On my final night in Guadalajara, I went to see Emir Kusturica’s new doc about the Argentinan soccer star Maradona. As an American with very little interest in soccer, I found the film incoherent. But after the screening, Kusturica came on stage with his band–Emir Kusturica and the No Smoking Orchestra–and it became the highlight of the festival. Emir plays a mean lead guitar, and the band puts on quite a show. I heard someone describe their music as Yugoslavian Punk, but to my ears it sounded more like Weimar Republic-era cabaret, as performed by Devo. An audience of around 4000 Mexicans went wild. It was a stunning example of cross-cultural communication—which after all is one of the missions of an international event such as this. Check out this crude video (taken on my Treo Pro) for a taste…
I’ve always loved the summer in New York City. When others are running away to traffic-clogged resort towns, I like hanging around the city and taking in whatever surprises may be around the next corner. Among my favorite activities are margaritas at the 79th Street Boat Basin, bicycling on the path in Hudson River Park and kayaking in the Hudson itself. On days where I do all three of those things, I call it my triathalon.

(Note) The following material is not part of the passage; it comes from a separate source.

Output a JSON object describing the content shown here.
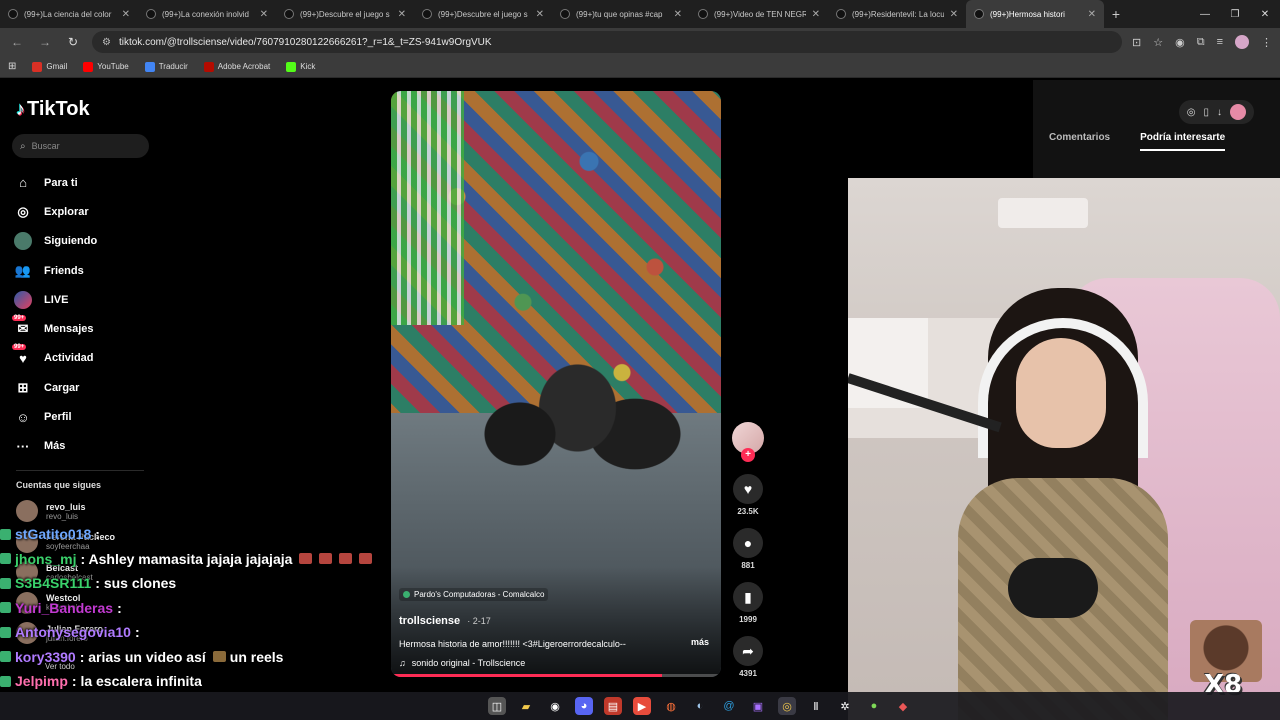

My very favorite thing to do in the summer is to go to outdoor concerts, and last Tuesday night, I saw a great one. The Honeydripper All-Star band was performing at the River-to-River Festival in lower Manhattan. This is the house band from John Sayles’ new film “Honeydripper,” which Emerging will be releasing late this year. This particular night was only the second time the band had played together, but you wouldn’t have known it from watching them. They were hot! We’ve posted a clip from the concert at http://www.emergingpictures.com/hd_band.htm, so you can get a taste. This first clip features Gary Clark Jr., who in addition to being a major new music talent, is also the star of the film. We’ll post some more clips as the weeks go on, so you can see the other amazing musicians in the band. And watch for more information about the band’s upcoming performances. They may turn up in some unexpected places.
Now back to the triathalon…
This is a post that serves as a cludge so that I can put tags on static pages. If they ever fix this functionality, I can delete this post.